Indie Roundup is your weekly guide to what's new and upcoming in the independent film world. (Clockwise from upper left: Videocracy, The Greatest, Crazy Heart, Prodigal Sons,)
Deals. The past seven days have been busy, according to our friends at indieWIRE. Erik Gandini's documentary Videocracy will open in New York City on February 12, via its deal with Lorber Films, and will then roll out across the country. The film examines the media culture in Italy; Todd Brown at Twitch calls it "riveting viewing, at times bizarre, at other times horrifying, but always impossible to turn away from." NSFW trailer after the jump.
Theatrical rights to Shana Feste's The Greatest were picked up by Paladin, which plans a late March release followed by an early April expansion. Pierce Brosnan and Susan Sarandon star as parents dealing with the tragic death of their teenage son; Carey Mulligan (An Education) gives a "sharp, honest" performance as the girlfriend left behind, according to Eric D. Snider, who felt the movie itself is "an uncomfortable misfire."
Kimberly Reed's prize-winning doc Prodigal Sons was acquired by First Run Features, which will release it in late February. Prodigal Sons "sees the filmmaker grappling with her insecurities as a trans person outside her comfort zone," wrote Ed Gonzalez in The Village Voice. "Reed's high school reunion forces her to reconnect with the community that knew her only as a basketball-playing jock, but her struggle doesn't end there."
George A. Romero's latest zombie flick, Survival of the Dead, landed a deal with Magnet Releasing, the genre releasing arm of Magnolia Pictures. Mike Bracken at our sister site Horror Squad has the details and a clip.
After the jump: Crazy numbers.
Indie Weekend Box Office. The overall per-theater earnings crown was nabbed by Rob Marshall's musical Nine ($64,308), trailed by the monster release of James Cameron's Avatar ($22,313), according to Box Office Mojo.
Featuring neither sexy dancing girls (as far as I know) nor big blue aliens (as far as I know), Crazy Heart, written and directed by Scott Cooper, drew very respectably, averaging $20,666 at the four theaters where it opened. Jeff Bridges stars as country music singer Bad Blake, who has seen better days, and hopes to see a few more with the help of journalist Maggie Gyllenhaal. Robert Duvall and Colin Farrell also appear. Bridges has been nominated for a Golden Globe for his performance.
Period drama The Young Victoria did just OK, averaging $8,003 at 20 theaters.

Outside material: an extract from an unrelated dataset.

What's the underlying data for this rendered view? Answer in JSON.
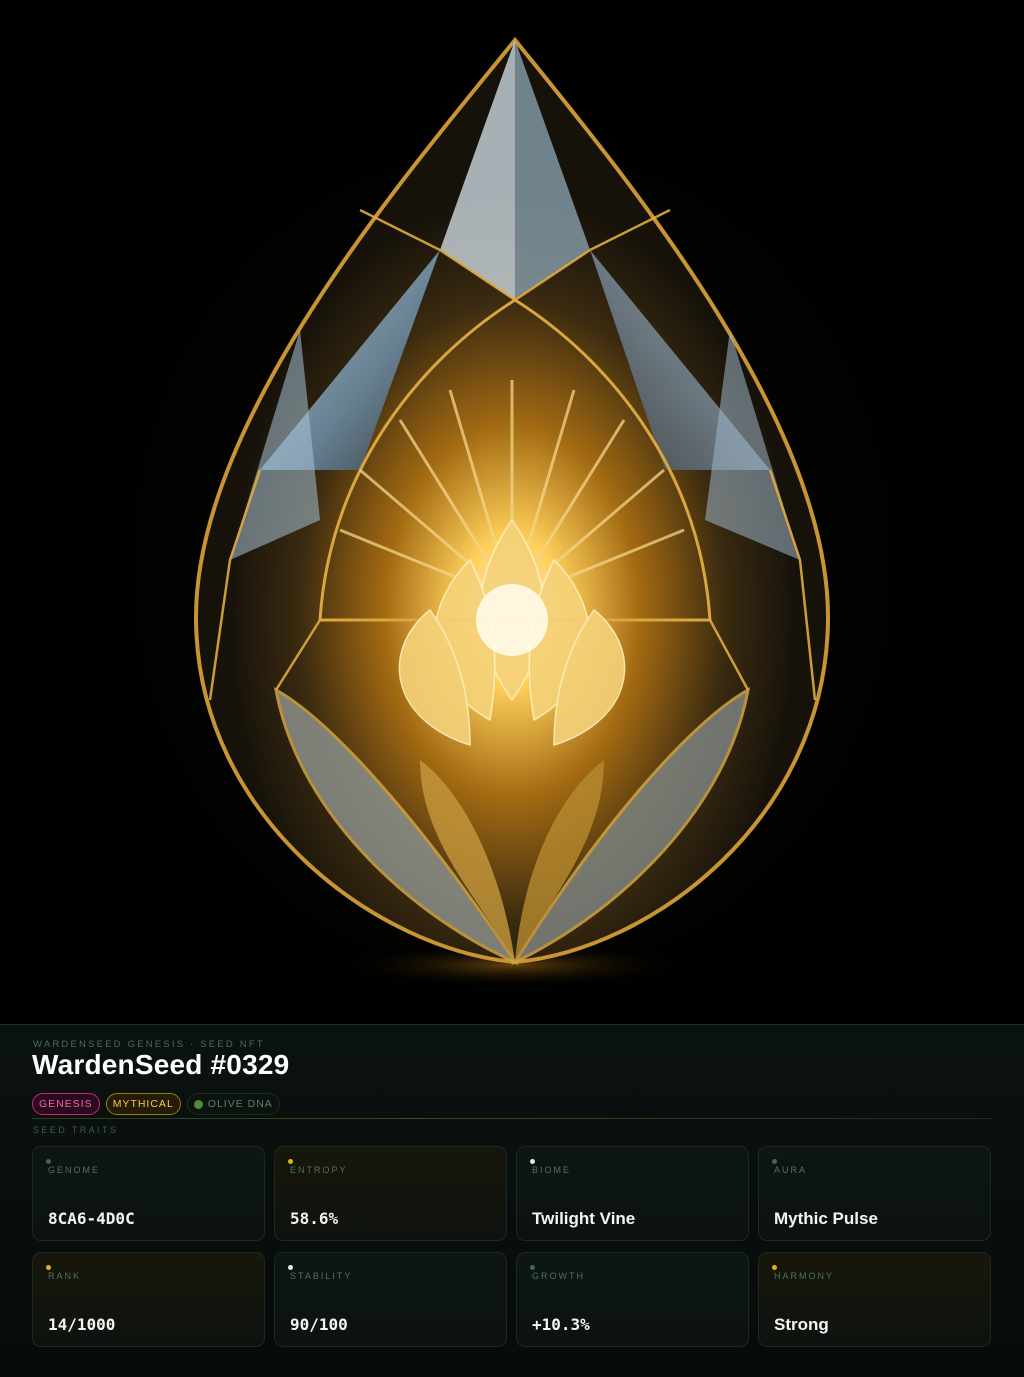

Our own Monika Bartyzel says it "almost works beautifully, but ultimately falls victim to poor framing and the throes of dramatic romance." Emily Blunt, Miranda Richardson, Mark Strong, and Jim Broadbent star; Jean-Marc Vallee (the brilliant C.R.A.Z.Y.) directed.
Two limited expansions performed well, ahead of their wider openings on Friday. Jason Reitman's latest studio release, Up in the Air, rode a wave of critical plaudits to a sumptuous $18,344 average at 175 theaters. Pedro Almodovar's Broken Embraces had more modest returns, with a per-theater average of $6,833 in 30 engagements.
Two other films in their second week of release ended up with about the same average, slightly more than $15,000: Tom Ford's A Single Man (at nine theaters) and Peter Jackson's The Lovely Bones (at three theaters). Jackson's film is facing the bigger challenge, since it reportedly had a budget of $100 million (?!) and has received mixed critical notices. It opens wide on January 15.
Trailers. Only one this week: the revealing, chilling, NSFW trailer for Videocracy.